#### [Provided data]
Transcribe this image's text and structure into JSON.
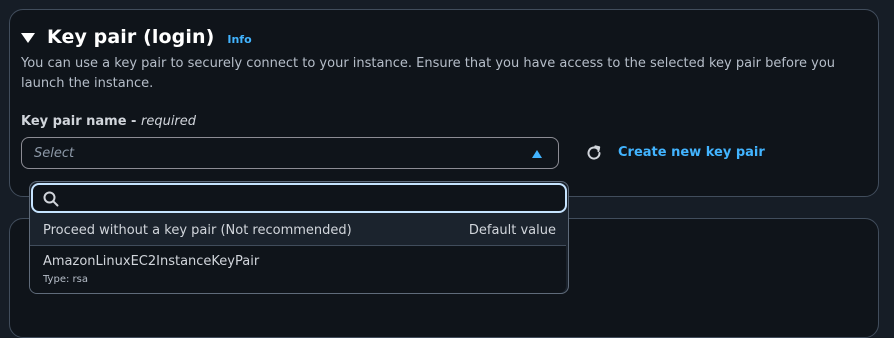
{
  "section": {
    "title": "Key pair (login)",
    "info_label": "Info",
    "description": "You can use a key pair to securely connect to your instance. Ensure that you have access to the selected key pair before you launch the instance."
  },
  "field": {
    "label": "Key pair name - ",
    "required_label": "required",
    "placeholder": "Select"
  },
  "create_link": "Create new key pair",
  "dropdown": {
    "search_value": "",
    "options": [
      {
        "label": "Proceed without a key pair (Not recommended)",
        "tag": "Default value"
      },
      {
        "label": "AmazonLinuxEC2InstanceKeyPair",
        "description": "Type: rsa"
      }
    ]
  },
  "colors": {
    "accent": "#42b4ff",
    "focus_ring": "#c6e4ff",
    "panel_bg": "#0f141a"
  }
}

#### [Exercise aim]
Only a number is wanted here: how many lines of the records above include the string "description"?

#### [Expected output]
2